Description of the task
Show each line in the listing below that contains the word "button".

Information supplied
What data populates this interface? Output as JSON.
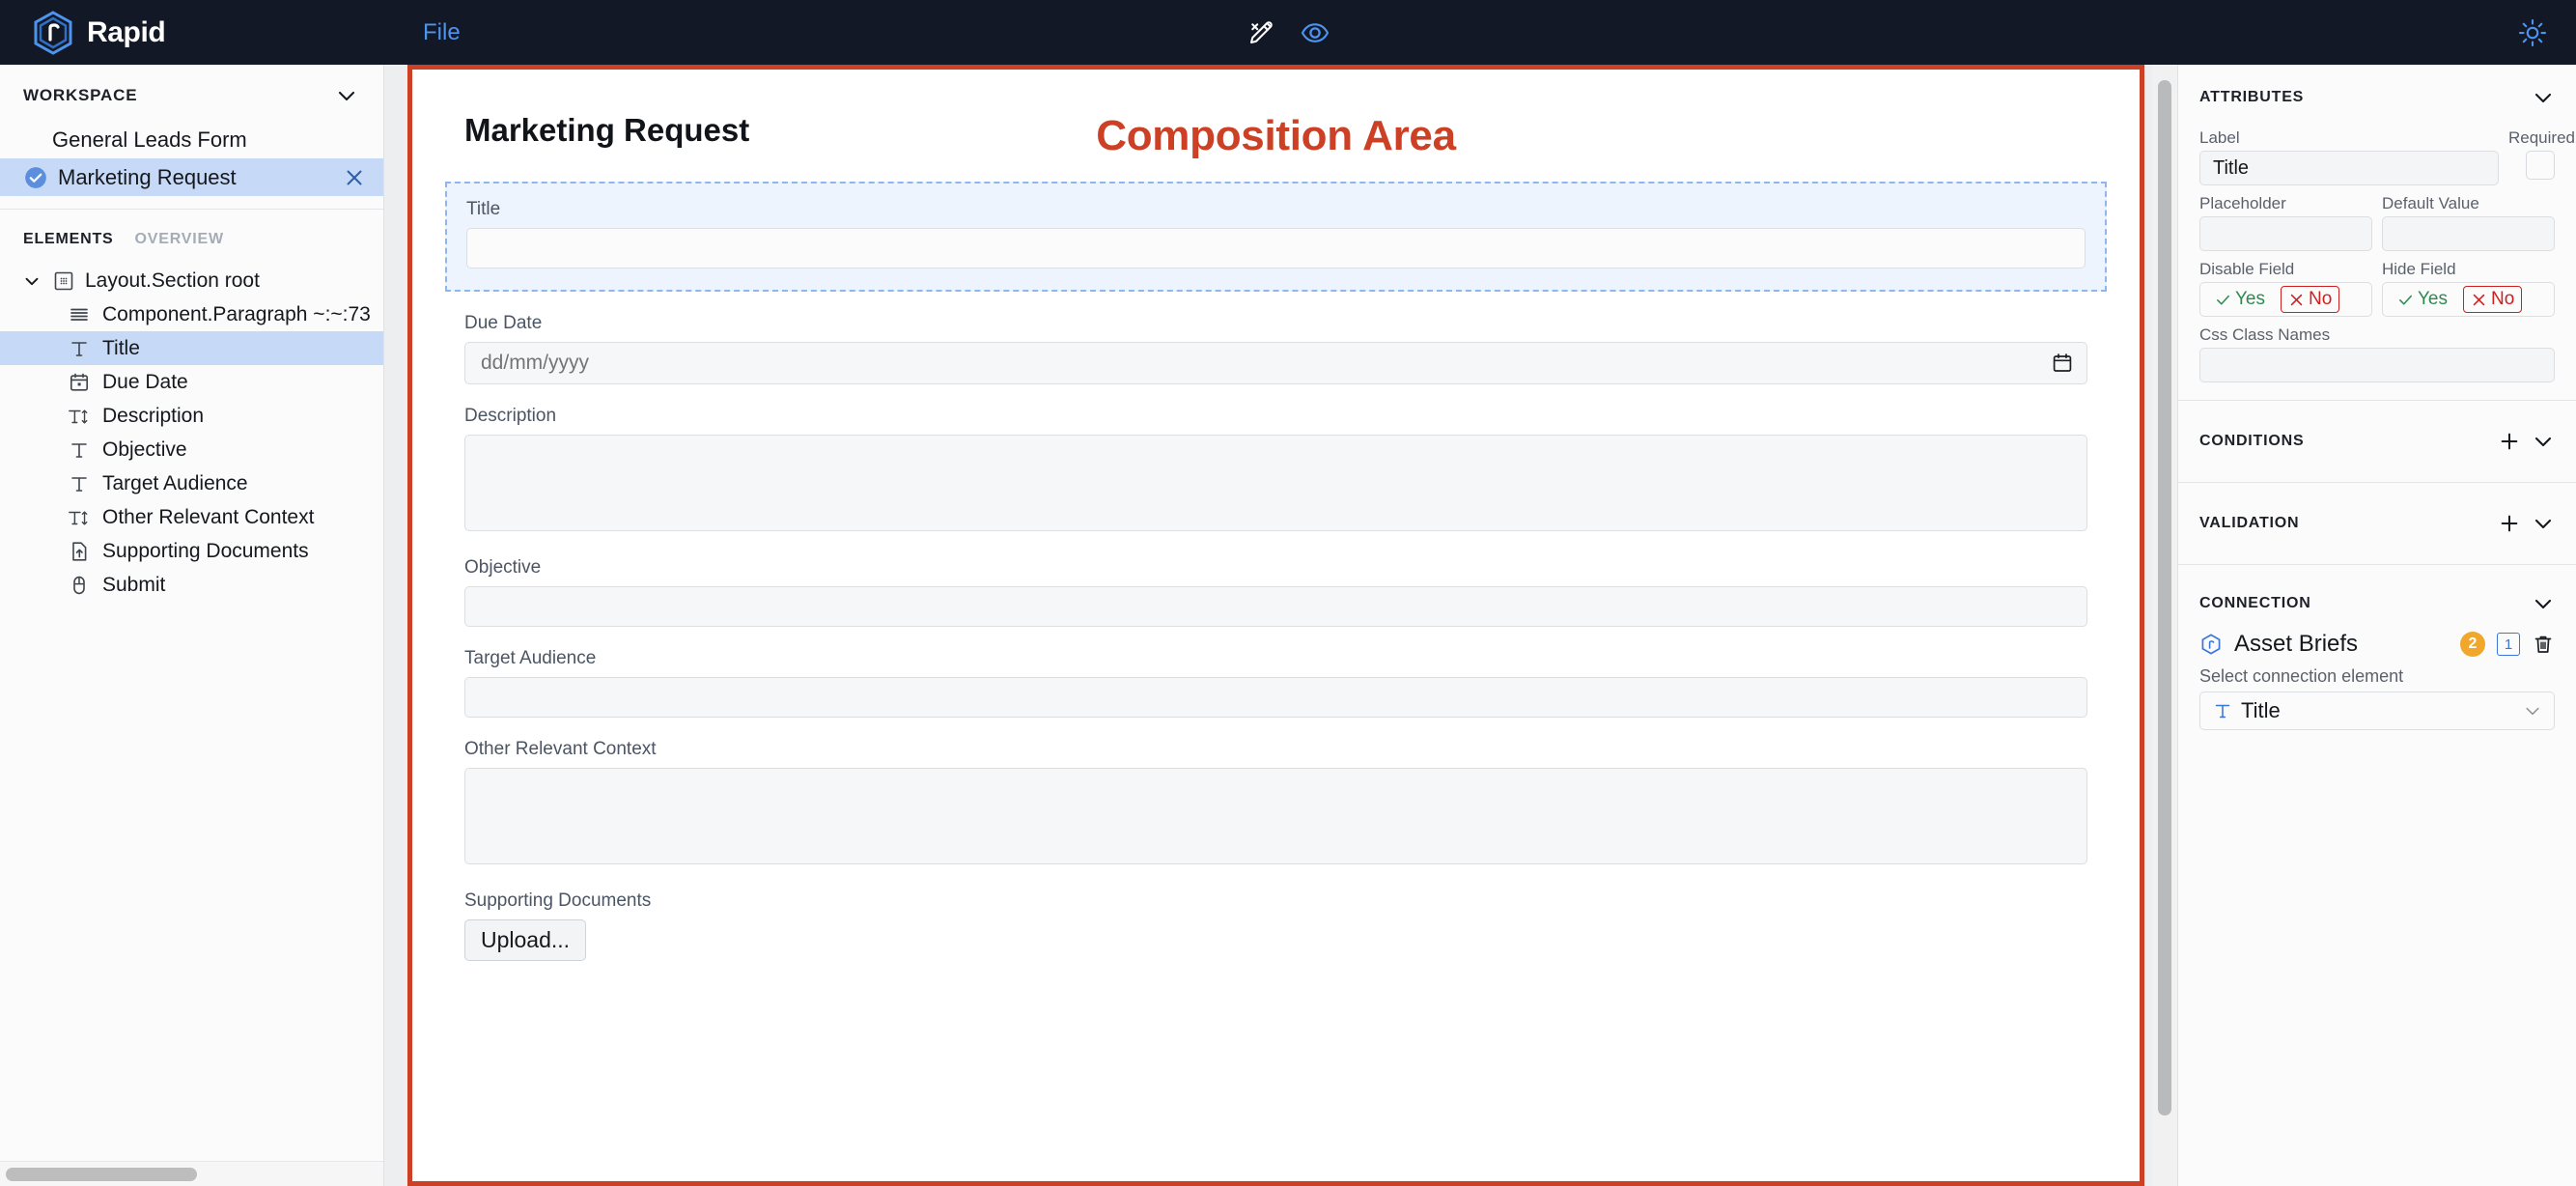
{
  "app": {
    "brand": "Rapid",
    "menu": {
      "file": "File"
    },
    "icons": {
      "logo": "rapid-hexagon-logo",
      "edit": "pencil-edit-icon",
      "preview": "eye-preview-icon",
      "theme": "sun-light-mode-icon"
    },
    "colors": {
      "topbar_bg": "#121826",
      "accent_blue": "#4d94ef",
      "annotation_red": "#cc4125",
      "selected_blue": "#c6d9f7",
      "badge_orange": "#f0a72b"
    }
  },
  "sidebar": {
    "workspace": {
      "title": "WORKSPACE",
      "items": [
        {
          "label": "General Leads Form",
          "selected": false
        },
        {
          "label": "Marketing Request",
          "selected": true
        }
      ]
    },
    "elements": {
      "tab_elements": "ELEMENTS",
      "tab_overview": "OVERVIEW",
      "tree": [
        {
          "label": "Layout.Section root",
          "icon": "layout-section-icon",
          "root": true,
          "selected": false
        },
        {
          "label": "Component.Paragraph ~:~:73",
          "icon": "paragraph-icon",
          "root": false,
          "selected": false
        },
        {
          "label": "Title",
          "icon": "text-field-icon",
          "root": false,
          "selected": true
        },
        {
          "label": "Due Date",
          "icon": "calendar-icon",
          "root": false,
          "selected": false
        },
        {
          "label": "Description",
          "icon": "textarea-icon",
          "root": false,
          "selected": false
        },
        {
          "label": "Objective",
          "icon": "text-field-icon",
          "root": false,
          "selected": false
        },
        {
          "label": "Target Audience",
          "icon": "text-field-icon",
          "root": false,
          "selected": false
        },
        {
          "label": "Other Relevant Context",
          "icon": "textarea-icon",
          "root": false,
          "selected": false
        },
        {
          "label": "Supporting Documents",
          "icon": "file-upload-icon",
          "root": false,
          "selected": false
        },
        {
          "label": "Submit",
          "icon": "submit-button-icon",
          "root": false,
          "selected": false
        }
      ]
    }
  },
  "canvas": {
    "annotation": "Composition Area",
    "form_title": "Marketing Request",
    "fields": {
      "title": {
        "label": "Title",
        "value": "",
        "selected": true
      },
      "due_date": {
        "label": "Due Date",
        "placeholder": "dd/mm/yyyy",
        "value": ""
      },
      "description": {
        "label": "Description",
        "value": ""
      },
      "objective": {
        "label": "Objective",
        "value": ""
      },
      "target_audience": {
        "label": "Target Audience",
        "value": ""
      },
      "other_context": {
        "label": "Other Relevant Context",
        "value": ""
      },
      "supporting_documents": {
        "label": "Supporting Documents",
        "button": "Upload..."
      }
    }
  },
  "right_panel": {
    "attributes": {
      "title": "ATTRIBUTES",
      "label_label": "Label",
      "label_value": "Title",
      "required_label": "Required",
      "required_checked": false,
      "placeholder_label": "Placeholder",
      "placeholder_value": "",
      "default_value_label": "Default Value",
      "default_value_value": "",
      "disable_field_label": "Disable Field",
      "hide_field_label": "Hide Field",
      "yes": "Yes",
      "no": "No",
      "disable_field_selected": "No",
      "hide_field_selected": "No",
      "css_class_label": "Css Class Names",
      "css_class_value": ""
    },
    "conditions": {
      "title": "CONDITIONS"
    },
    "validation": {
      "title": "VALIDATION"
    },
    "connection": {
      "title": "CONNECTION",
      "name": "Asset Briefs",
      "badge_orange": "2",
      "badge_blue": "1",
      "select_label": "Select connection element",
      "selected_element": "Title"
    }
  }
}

Response area
          "icon": "submit-button-icon",
        "button": "Upload..."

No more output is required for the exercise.